=== WORK INSTRUCTION ===
The whole listing is to be returned exactly.

== Segment start ==

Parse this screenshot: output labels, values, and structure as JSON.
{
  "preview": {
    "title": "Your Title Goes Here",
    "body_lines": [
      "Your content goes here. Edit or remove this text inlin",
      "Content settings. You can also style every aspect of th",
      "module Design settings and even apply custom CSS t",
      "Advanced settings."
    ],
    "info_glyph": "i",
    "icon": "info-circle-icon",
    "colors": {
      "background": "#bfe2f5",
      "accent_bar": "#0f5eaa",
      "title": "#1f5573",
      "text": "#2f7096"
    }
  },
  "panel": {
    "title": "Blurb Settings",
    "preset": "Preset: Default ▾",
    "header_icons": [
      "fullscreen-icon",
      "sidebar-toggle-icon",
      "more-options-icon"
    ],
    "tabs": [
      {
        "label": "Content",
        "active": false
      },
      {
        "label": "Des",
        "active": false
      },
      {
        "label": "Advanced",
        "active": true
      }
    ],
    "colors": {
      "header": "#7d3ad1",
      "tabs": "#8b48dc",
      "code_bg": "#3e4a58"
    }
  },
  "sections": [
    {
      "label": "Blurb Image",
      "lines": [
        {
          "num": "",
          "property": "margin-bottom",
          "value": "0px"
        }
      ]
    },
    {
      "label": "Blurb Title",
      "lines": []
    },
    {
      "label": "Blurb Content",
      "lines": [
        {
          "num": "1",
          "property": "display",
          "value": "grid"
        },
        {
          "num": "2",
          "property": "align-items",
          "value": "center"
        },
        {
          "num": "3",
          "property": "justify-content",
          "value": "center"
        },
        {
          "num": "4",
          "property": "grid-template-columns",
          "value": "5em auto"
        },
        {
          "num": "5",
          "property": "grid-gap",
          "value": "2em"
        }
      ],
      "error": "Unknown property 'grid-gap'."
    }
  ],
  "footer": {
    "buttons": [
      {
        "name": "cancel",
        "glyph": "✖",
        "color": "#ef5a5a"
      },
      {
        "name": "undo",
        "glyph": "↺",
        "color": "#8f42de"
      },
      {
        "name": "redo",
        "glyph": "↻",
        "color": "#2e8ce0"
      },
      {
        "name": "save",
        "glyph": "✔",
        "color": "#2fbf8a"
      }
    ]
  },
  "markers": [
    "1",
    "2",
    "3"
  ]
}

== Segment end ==

=== PROBLEM SOLUTION ===
Parse this screenshot: output labels, values, and structure as JSON.
{
  "preview": {
    "title": "Your Title Goes Here",
    "body_lines": [
      "Your content goes here. Edit or remove this text inlin",
      "Content settings. You can also style every aspect of th",
      "module Design settings and even apply custom CSS t",
      "Advanced settings."
    ],
    "info_glyph": "i",
    "icon": "info-circle-icon",
    "colors": {
      "background": "#bfe2f5",
      "accent_bar": "#0f5eaa",
      "title": "#1f5573",
      "text": "#2f7096"
    }
  },
  "panel": {
    "title": "Blurb Settings",
    "preset": "Preset: Default ▾",
    "header_icons": [
      "fullscreen-icon",
      "sidebar-toggle-icon",
      "more-options-icon"
    ],
    "tabs": [
      {
        "label": "Content",
        "active": false
      },
      {
        "label": "Des",
        "active": false
      },
      {
        "label": "Advanced",
        "active": true
      }
    ],
    "colors": {
      "header": "#7d3ad1",
      "tabs": "#8b48dc",
      "code_bg": "#3e4a58"
    }
  },
  "sections": [
    {
      "label": "Blurb Image",
      "lines": [
        {
          "num": "",
          "property": "margin-bottom",
          "value": "0px"
        }
      ]
    },
    {
      "label": "Blurb Title",
      "lines": []
    },
    {
      "label": "Blurb Content",
      "lines": [
        {
          "num": "1",
          "property": "display",
          "value": "grid"
        },
        {
          "num": "2",
          "property": "align-items",
          "value": "center"
        },
        {
          "num": "3",
          "property": "justify-content",
          "value": "center"
        },
        {
          "num": "4",
          "property": "grid-template-columns",
          "value": "5em auto"
        },
        {
          "num": "5",
          "property": "grid-gap",
          "value": "2em"
        }
      ],
      "error": "Unknown property 'grid-gap'."
    }
  ],
  "footer": {
    "buttons": [
      {
        "name": "cancel",
        "glyph": "✖",
        "color": "#ef5a5a"
      },
      {
        "name": "undo",
        "glyph": "↺",
        "color": "#8f42de"
      },
      {
        "name": "redo",
        "glyph": "↻",
        "color": "#2e8ce0"
      },
      {
        "name": "save",
        "glyph": "✔",
        "color": "#2fbf8a"
      }
    ]
  },
  "markers": [
    "1",
    "2",
    "3"
  ]
}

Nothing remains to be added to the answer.